My usual archaeological zone is quite a long time ago. I’m happiest immersing myself in the world as it was in the millennia immediately after the last ice age. But, given my overwhelming curiosity about how life was lived in the past, I’m also interested in other periods. One of the fascinating things about archaeology is the way in which the commonplace and familiar can become heritage. You could argue that the archaeological resource is always accumulating.
So it was that I found myself on a sunny autumnal afternoon surrounded by neatly clipped grass and a range of concrete and brick remains. Orkney has an interesting twentieth century history, one significant part of which was taken up by the strategic role of the archipelago during the two world wars. The use of Scapa Flow as the main British naval base is well known. This brought a considerable number of forces personnel to the islands and, of course, there were many wartime buildings. Four airfields were operational here during the second world war: one lies under the present airport; one is now an industrial estate. The other two lie on agricultural land and one of them is particularly well-preserved. Step forward HMS Tern. It was common practice to use local parish, or post office names, hence Royal Naval Air Station Twatt; the parish kirk of Twatt may be seen on the hillside not far away.
The operational history of the airfields is fascinating and has been well researched. Accounts from those who served here help to bring the remains to life. But it is the buildings that grab me. Archaeology in the making. Some comprise little more than a floor plan, simple foundations equivalent to the footings of a Bronze Age roundhouse, or a Viking drinking hall. Others are upstanding, a few have roofs. All bear mute testimony to the people who once played out their lives here. You can hear the applause in the cinema and dance hall, catch operational details in the control tower and imagine the buzz of the generators in the power houses.
HMS Tern is slowly being conserved and brought to life by the Birsay Heritage Trust. It is a brilliant project. It is possible to walk around the site, but so much better to take one of the guided tours they offer. On a tour it is possible to enter the Control Tower and other buildings, see original photographs, hear the stories, and really get a grasp of the place.
Wartime archaeology is nothing new, though you could argue that the heritage of the wars of the twentieth century is a recent addition to the archaeological repertoire. Perhaps we are only starting to give it its proper place up here in the north. Perhaps it is more a recognition of my own shortcomings that I’ve only just visited the site. Orkney has a fantastic range of well-preserved remains, many of which can be visited very easily. Some like the Italian Chapel are well-trodden tourist sites, others such as Ness Battery are getting more popular, a few like HMS Tern are just starting out. Many are to be found off the beaten track.

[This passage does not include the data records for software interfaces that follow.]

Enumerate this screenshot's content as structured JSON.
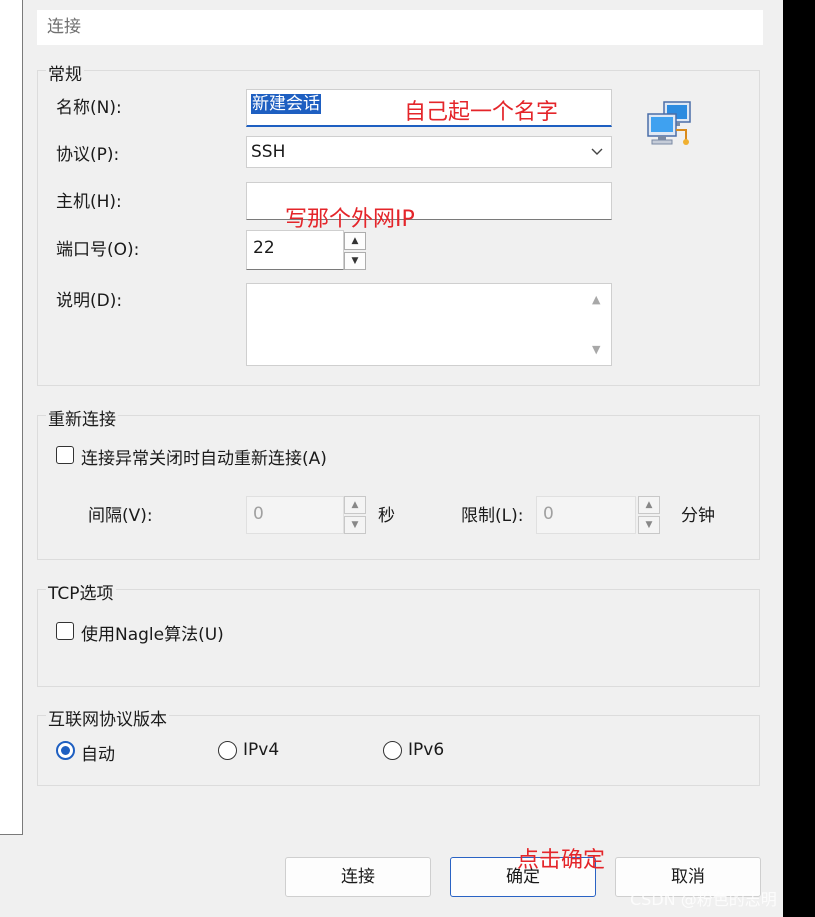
{
  "header": {
    "title": "连接"
  },
  "general": {
    "title": "常规",
    "name_label": "名称(N):",
    "name_value": "新建会话",
    "protocol_label": "协议(P):",
    "protocol_value": "SSH",
    "host_label": "主机(H):",
    "host_value": "",
    "port_label": "端口号(O):",
    "port_value": "22",
    "desc_label": "说明(D):",
    "desc_value": ""
  },
  "reconnect": {
    "title": "重新连接",
    "auto_checkbox_label": "连接异常关闭时自动重新连接(A)",
    "auto_checked": false,
    "interval_label": "间隔(V):",
    "interval_value": "0",
    "interval_unit": "秒",
    "limit_label": "限制(L):",
    "limit_value": "0",
    "limit_unit": "分钟"
  },
  "tcp": {
    "title": "TCP选项",
    "nagle_label": "使用Nagle算法(U)",
    "nagle_checked": false
  },
  "ip_version": {
    "title": "互联网协议版本",
    "options": [
      {
        "label": "自动",
        "selected": true
      },
      {
        "label": "IPv4",
        "selected": false
      },
      {
        "label": "IPv6",
        "selected": false
      }
    ]
  },
  "buttons": {
    "connect": "连接",
    "ok": "确定",
    "cancel": "取消"
  },
  "annotations": {
    "name_hint": "自己起一个名字",
    "host_hint": "写那个外网IP",
    "ok_hint": "点击确定"
  },
  "watermark": "CSDN @粉色的志明",
  "icons": {
    "session_icon": "network-computers-icon",
    "combo_arrow": "chevron-down-icon",
    "spin_up": "spin-up-icon",
    "spin_down": "spin-down-icon"
  },
  "colors": {
    "accent": "#1e5fc1",
    "annotation": "#e4252a",
    "dialog_bg": "#f0f0f0"
  }
}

The islands are known for their prehistoric remains. And I love them. But it is nice to realise that the archaeology here is not static. There is a great wartime story to be told as you drive around, there are sites to be visited. It is a great reminder that heritage is truly for everyone.